___ Data ___
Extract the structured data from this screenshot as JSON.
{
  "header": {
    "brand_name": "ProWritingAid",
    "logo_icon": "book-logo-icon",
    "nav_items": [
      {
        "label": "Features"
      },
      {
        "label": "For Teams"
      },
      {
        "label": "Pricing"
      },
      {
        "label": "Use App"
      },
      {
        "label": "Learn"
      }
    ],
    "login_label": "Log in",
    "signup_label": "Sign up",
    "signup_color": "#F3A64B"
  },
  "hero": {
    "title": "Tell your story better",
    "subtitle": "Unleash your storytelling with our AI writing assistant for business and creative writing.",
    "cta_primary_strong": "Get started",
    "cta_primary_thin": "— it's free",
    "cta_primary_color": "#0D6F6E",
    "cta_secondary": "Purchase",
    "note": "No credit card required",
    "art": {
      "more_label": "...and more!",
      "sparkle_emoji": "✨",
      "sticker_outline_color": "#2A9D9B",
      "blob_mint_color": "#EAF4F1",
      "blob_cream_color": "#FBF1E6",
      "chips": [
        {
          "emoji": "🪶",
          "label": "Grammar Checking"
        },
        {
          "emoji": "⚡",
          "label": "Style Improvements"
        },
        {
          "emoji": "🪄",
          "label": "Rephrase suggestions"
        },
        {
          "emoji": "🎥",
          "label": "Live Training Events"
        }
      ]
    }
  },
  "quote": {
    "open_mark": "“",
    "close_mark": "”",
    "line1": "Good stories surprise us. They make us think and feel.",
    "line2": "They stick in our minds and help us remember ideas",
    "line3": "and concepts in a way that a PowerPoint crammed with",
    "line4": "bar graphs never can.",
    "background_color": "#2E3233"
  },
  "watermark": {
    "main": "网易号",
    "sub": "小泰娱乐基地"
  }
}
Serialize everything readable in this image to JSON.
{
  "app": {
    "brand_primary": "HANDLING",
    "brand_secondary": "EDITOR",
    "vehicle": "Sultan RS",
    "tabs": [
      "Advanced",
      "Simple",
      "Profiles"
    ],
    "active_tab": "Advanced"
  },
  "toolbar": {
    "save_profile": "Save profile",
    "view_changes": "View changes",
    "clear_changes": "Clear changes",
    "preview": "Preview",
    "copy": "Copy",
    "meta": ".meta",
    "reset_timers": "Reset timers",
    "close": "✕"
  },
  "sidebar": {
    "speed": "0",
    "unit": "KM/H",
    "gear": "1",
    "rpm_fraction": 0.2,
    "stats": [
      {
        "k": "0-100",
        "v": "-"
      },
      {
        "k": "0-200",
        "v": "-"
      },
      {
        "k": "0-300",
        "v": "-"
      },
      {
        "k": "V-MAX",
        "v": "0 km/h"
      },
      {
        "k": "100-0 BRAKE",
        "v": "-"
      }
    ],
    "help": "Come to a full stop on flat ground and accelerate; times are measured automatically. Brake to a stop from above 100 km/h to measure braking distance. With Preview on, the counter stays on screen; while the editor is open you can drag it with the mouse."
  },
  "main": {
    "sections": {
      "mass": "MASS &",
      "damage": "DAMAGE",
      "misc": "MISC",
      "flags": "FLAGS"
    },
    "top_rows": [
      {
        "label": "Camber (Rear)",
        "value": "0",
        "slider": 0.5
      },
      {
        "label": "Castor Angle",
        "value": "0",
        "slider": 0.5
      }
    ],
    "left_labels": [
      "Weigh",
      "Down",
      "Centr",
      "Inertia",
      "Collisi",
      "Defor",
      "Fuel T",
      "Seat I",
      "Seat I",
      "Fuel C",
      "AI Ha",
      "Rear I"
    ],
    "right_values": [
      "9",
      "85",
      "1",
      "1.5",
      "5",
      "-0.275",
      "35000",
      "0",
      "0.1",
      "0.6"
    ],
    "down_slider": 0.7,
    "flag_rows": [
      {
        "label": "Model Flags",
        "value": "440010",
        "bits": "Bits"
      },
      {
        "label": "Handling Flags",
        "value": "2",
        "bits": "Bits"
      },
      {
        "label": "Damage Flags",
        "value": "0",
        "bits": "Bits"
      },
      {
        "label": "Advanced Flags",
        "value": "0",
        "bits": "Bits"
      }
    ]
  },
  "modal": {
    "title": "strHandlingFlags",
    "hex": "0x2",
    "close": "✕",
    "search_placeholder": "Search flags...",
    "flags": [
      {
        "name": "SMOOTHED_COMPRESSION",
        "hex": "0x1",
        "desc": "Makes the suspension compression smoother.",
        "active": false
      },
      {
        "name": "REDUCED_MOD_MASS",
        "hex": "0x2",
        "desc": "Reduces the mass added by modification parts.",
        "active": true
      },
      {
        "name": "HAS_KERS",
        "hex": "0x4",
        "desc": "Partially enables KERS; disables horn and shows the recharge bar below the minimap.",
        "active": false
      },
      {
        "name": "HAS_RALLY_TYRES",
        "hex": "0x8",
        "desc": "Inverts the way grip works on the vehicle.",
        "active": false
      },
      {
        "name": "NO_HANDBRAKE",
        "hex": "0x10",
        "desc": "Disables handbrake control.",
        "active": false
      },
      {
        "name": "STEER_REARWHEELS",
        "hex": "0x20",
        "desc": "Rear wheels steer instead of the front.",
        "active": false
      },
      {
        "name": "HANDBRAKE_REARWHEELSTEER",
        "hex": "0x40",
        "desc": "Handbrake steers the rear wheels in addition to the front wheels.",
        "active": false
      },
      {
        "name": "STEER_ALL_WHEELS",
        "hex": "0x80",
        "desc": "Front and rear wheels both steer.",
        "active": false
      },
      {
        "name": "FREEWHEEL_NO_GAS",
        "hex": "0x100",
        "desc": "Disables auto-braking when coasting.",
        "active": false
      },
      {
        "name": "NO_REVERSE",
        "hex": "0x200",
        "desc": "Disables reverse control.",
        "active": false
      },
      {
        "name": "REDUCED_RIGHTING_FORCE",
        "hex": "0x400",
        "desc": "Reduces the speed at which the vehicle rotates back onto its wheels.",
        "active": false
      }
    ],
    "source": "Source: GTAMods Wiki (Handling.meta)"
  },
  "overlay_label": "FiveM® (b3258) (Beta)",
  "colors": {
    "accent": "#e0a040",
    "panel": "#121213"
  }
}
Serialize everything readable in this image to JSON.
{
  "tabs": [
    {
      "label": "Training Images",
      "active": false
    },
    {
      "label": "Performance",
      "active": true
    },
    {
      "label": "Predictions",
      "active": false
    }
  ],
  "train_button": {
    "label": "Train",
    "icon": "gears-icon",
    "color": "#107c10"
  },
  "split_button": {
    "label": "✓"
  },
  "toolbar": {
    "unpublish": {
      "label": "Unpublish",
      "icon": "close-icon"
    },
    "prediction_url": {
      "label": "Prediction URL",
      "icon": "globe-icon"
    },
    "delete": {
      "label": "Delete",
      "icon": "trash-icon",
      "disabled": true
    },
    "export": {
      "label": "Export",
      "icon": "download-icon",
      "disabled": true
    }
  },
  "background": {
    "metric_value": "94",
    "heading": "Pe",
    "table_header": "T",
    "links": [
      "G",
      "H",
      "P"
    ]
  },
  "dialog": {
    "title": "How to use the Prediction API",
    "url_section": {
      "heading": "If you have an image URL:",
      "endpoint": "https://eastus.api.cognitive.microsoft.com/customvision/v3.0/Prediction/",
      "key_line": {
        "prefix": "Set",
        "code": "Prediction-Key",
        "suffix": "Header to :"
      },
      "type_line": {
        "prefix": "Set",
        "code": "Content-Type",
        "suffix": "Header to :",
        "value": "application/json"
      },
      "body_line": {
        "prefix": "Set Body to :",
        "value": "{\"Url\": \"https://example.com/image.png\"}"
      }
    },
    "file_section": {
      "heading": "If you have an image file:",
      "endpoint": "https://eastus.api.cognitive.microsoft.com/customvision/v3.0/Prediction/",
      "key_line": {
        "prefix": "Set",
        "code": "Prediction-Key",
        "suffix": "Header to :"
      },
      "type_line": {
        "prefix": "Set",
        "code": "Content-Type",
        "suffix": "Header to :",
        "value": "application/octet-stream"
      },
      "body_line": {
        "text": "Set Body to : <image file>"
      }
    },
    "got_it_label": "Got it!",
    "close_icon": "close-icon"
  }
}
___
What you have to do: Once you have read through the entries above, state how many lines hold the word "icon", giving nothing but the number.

Exercise answer: 7